Kenny: I want to read a quote from the case, from you: "Average people are cooperative. The better the people the harder it is to get them to work together." I would imagine it's a huge challenge given all the firms that are now under the brand, the umbrella. How do you get them all to work together? How much do you want them to work together?

Sorrell: With difficulty, is the answer to that. What clients want are the best people working on their business. We have 200,000 people in one way or another in 113 markets.
Let me give you a good example, because it happened about 24, 48 hours ago. We signed an agreement with Walgreen Boots Alliance, which is a large health and wellness...chain of retail and wholesale [stores] throughout the United States. With Walgreens, Duane Reade, Boots in the UK…And Stefano Pessina and Ornella Barra are the two principles at the company who are driving the growth of that retail and wholesale operation around the world. They'll expand in other parts of the world.

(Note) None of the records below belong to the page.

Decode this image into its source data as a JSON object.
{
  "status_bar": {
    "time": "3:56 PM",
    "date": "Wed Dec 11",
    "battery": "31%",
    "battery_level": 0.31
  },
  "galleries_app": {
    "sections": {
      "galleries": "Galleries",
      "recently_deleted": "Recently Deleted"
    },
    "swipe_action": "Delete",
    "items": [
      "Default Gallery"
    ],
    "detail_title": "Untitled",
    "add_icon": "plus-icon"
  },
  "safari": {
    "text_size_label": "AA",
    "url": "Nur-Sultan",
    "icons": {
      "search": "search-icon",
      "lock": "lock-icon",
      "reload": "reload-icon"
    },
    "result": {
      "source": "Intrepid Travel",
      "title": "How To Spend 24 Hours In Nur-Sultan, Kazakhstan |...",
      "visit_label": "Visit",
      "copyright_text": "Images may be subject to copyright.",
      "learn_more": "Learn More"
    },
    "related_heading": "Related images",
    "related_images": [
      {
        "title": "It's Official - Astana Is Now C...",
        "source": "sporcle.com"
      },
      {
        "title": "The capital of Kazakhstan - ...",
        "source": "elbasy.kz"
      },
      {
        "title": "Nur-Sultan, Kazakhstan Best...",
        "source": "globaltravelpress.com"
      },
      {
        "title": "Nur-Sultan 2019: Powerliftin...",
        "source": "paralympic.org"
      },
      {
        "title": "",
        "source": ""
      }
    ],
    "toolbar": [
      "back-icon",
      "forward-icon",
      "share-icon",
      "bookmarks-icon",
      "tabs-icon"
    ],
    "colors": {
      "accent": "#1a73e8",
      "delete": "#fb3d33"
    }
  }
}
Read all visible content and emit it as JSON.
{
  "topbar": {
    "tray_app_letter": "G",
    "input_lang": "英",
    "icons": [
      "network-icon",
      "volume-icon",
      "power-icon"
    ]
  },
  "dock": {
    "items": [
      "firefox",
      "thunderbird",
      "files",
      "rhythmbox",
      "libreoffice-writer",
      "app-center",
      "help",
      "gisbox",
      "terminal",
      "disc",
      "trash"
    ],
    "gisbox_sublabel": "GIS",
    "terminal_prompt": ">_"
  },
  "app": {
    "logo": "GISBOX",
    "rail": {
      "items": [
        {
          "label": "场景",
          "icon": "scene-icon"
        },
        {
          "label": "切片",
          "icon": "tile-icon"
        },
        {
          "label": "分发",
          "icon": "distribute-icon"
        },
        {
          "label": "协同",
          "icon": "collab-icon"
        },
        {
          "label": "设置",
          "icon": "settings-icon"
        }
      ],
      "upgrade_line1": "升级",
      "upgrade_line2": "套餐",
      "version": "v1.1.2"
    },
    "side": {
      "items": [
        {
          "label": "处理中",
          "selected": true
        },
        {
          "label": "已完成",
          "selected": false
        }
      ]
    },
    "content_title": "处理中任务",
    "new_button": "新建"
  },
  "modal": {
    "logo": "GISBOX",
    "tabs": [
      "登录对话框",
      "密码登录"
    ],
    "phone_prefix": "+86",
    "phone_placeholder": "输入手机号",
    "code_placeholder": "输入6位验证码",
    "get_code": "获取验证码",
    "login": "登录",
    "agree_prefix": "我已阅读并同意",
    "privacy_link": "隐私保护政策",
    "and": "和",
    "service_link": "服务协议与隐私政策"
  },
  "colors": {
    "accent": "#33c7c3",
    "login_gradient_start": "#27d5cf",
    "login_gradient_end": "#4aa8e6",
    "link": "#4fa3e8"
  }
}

What we did there was an agreement between WPP and WBA, which stands for Walgreens Boots Alliance, to consolidate all of their marketing activities. That's media, creative, digital, everything, into our organization. The basic premise is we would provide them with the best access not just to one vertical--to J. Walter Thompson, Ogilvy and Mather, Young and Rubicam--but to the organization as a whole.

That is happening more and more. Whether it's Ford Motor Company, which is our largest client, or Colgate, which is in our top ten, where they have consolidated similarly like WBA. I would say 85, 90 percent of their marketing activity is with us. We can do two things better. One is we can ensure that we have the best people working on the business... We can provide more effective, better work, at a lower cost....MUCH MORE